As the mandatory retirement age of 65 is lifted across Canada, there may be an unexpected impact on after-tax cash flow. Earning even a small amount of income from employment or self-employment may trigger the Refundable Medical Expense Supplement (worth $1,000, refundable with the right combination of income and expenses).
If you have medical expenses, it may be beneficial to work as an employee or to be selfemployed to earn just enough to trigger this supplement. If you earn the right kind of income — at least $2,984 in 2007 — the supplement is paid out even if you do not owe any tax.
mandatory, but it isn’t looking hopeful. So while reporting of deductions from your pay for union dues, donations, and public transit passes is mandatory, reporting of medical expenses remains optional.
Box 85 is provided to record premiums on extended health and dental premiums paid by you, which counts towards the medical expense tax credit. Check to ensure you claimed the amount in Box 85. If you know you paid premiums, ask your payroll administrator for a letter stating the amount of the premiums to claim on the most beneficial tax return or ask them to start completing Box 85 if they aren’t doing so.
Not only can you claim the premiums on your private health plan, you can also claim the part you paid for dental care, medications, and other medical expenses. If you are not sure what you can claim, check out CanRev Guide RC4064: Medical and Disability Related Information for a complete list of over 120 medical expenses.

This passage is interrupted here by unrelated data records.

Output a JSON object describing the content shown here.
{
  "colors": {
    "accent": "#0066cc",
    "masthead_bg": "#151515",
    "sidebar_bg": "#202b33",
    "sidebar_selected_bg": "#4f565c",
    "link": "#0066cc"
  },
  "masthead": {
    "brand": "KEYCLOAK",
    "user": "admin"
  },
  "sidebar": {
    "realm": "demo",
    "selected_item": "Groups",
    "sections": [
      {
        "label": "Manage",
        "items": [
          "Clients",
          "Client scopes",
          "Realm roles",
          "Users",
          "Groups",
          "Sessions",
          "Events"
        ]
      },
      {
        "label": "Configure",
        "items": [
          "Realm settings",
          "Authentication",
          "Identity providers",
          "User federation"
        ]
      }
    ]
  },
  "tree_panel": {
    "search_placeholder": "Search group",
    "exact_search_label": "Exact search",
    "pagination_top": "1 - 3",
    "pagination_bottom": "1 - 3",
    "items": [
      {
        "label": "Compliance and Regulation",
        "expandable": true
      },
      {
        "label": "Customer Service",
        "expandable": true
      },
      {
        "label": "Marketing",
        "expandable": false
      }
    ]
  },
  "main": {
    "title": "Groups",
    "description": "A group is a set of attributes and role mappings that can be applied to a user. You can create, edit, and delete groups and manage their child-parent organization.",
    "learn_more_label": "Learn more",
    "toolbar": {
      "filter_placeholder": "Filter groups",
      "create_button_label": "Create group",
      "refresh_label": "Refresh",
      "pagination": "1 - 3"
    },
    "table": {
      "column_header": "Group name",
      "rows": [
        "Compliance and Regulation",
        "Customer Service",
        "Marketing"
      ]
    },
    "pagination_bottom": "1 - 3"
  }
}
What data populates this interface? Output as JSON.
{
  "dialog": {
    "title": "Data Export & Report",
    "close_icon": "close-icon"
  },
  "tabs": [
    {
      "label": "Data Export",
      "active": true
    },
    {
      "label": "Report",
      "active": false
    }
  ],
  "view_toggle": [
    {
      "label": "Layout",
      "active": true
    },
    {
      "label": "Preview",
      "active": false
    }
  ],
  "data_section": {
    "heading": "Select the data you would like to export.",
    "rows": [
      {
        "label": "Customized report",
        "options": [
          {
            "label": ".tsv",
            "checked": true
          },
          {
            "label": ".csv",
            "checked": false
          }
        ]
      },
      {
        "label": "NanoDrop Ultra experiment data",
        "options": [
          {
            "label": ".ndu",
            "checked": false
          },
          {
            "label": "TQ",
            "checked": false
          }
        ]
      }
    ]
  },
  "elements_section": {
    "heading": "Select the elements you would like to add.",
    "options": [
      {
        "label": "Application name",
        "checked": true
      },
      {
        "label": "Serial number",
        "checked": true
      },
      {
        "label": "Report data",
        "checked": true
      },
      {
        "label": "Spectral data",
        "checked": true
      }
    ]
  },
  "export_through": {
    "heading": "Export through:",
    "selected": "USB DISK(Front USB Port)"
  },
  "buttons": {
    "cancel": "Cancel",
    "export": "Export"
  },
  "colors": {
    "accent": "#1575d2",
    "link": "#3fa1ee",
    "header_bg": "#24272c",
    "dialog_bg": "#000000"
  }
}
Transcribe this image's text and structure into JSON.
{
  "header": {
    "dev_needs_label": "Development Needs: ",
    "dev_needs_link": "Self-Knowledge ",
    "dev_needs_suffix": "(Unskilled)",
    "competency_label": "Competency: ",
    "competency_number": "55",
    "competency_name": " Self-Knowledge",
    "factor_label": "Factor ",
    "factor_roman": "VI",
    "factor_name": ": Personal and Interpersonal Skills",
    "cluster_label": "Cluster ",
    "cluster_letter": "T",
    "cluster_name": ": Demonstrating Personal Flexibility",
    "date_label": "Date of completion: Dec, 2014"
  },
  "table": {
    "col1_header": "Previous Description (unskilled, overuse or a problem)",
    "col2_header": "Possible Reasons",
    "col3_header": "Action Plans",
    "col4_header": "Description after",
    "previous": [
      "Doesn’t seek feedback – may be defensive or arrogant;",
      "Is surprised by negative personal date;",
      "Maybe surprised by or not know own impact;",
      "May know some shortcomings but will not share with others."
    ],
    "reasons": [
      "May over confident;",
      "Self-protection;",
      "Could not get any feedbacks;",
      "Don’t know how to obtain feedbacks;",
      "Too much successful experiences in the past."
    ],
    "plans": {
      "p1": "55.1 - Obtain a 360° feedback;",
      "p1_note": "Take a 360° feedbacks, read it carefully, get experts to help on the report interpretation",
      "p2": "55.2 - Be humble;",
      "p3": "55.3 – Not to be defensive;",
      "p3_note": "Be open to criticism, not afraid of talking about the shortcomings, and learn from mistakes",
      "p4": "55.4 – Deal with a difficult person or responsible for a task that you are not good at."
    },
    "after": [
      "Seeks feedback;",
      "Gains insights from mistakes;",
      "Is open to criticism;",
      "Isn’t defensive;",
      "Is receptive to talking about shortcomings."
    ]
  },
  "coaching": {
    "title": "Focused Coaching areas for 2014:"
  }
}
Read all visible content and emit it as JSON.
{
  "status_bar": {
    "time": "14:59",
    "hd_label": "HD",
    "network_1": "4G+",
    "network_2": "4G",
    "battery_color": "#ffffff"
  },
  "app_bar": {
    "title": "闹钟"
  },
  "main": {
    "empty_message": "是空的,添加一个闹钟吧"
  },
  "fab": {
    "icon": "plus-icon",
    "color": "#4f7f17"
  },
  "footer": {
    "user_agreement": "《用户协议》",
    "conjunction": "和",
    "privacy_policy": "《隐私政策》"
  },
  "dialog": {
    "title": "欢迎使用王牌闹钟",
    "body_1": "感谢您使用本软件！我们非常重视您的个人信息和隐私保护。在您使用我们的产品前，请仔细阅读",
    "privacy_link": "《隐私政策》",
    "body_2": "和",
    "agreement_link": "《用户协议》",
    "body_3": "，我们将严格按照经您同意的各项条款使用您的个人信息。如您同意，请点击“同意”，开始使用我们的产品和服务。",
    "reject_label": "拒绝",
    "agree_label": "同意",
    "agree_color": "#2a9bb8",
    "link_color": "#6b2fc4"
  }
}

Transparency in the payroll world is overdue. Make sure you reconcile your T4 slip to your net pay. You pay tax at the highest tax rate on those benefits. You deserve assurances and information that verifies your T4 is calculated correctly.